Going Global Curriculum Introduction

Welcome to the Globalization Research Center's Going Global Curriculum

Anyone interested in understanding globalization should find Going Global's features -- Case Studies, a Contested Narrative overview, Websites -- quite useful and easy to use. Going Global asks users to examine stories of people caught up in the global economy, then explore information that helps to clarify the how and why of their circumstances, and finally develop a viewpoint about globalization, its causes and consequences. Rather than advocate any of the many views of globalization available, Going Global respects the user's ability to draw conclusions via critical thinking.

Here are some things you'll need to keep in mind, and some choices you have as you begin.
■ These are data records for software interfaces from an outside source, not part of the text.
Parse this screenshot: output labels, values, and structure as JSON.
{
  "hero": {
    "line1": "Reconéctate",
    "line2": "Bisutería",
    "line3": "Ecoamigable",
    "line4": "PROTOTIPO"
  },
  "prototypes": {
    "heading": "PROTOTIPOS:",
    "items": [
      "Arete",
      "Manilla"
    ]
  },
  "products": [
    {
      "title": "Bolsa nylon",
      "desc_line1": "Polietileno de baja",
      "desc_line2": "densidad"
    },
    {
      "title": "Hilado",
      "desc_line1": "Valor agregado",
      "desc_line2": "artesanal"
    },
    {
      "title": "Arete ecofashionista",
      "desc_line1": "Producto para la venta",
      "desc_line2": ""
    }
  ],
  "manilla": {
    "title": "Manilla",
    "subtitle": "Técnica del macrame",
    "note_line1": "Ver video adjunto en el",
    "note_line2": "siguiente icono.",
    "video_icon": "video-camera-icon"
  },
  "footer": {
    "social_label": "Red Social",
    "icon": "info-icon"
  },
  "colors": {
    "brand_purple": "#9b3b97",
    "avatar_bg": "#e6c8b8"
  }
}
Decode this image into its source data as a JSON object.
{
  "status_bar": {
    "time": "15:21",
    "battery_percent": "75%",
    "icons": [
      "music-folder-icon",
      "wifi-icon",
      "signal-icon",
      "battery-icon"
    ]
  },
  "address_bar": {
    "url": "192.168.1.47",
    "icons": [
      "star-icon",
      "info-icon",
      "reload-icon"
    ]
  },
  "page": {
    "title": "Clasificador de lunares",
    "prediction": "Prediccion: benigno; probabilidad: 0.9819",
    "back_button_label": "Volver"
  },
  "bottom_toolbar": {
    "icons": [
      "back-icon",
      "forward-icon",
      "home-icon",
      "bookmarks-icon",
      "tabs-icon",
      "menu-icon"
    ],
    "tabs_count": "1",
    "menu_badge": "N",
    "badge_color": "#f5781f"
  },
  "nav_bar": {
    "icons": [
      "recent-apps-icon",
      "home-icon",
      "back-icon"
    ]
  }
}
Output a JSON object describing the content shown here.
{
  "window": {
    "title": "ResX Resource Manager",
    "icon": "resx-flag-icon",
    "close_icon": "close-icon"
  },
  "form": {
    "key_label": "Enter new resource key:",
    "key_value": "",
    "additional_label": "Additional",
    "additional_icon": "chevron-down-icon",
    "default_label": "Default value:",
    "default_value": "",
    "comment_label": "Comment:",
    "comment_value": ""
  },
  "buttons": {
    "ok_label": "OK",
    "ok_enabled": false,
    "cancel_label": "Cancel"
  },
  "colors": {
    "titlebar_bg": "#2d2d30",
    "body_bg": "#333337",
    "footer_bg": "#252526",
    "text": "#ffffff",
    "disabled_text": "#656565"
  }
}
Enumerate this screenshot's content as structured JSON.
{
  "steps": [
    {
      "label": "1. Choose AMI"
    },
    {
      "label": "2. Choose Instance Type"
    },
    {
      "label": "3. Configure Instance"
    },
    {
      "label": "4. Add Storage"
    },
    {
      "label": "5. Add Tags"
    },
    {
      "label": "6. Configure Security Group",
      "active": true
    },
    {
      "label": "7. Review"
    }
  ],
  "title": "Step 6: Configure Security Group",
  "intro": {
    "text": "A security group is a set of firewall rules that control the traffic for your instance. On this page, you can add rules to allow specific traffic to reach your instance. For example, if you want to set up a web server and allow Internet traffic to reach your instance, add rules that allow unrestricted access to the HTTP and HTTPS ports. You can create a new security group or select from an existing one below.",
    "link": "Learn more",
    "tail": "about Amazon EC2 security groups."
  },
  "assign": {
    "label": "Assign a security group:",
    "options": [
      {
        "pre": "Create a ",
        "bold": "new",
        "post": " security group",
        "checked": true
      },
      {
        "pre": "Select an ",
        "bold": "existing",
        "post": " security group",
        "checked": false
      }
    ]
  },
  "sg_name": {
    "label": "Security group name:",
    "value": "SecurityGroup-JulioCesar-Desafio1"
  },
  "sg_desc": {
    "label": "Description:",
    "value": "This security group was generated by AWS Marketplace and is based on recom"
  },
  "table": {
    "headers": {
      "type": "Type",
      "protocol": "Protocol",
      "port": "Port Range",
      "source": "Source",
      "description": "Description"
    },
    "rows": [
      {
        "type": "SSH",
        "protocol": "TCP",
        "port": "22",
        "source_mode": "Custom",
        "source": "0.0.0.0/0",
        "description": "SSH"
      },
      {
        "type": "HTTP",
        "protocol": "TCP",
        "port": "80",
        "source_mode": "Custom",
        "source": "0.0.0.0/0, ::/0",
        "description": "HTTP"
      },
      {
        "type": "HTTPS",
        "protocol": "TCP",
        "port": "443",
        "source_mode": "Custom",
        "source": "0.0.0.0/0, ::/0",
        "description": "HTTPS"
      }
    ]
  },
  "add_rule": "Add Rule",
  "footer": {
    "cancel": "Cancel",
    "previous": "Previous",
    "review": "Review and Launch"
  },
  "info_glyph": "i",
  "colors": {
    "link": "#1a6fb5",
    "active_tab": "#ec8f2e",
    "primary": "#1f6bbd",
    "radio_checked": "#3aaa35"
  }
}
1. To start with you have several options:

A. You can read the Contested Narrative, and overview that provides general sense of what globalization involves.

B. Or you can try one our story/case studies. In each case study you'll find a short story about someone whose life is being dramatically affected by one or more global issues. You'll be asked to dig into what's going with this person, and come up with some answers to questions that person faces.

The Tranh Li case study also offers a short video telling her story.

C. You can open The Good Thinkers Tool Kit and use the questions there to help you explore the issues of globalization.

D. Under Resources, you may simply want to explore our Websites and Other References page and the links to a wide variety of online sources that relate to a full spectrum of opinions and information on globalization.

You can use any of the Going Global course features independently, or use all of them together.


2. The hyperlinked text passages for the case studies; David Sands, Tranh Li, etc.,-- are linked to online website sources. We have provided, a page of online links for each of these characters and the issues they face. Make sure that you're online, preferably with Microsoft Internet Explorer 5 or higher, then simply click on any of the website sources.


3. Our Website list is quite extensive and very useful, but given that globalization continues to change, no website list about the subject can be complete. Please don't be timid about trying other sources online as well, and if you find a particularly good one, please let us know. For suggesting links or alerting us to broken links, please email docberry@aol.com


4. The GAPP list offers an even more comprehensive, annotated list of sites to explore globalization on the web.

5. Organize with Profport and share and store up to 100 MB of data in your eBackpack. These help you create and display portfolios, exchange documents, or download materials from your instructor.

We wish you an interesting and useful exploration of Globalization.

Before starting, you are advised to check Going Global's system requirements.to confirm that you have the necessary browser plugins installed.

If you would like to visit the Globalization Research Center's main website, you can go to http://www.globalhawaii.org. If you have comments or questions about Going Global, please contact Paul Berry.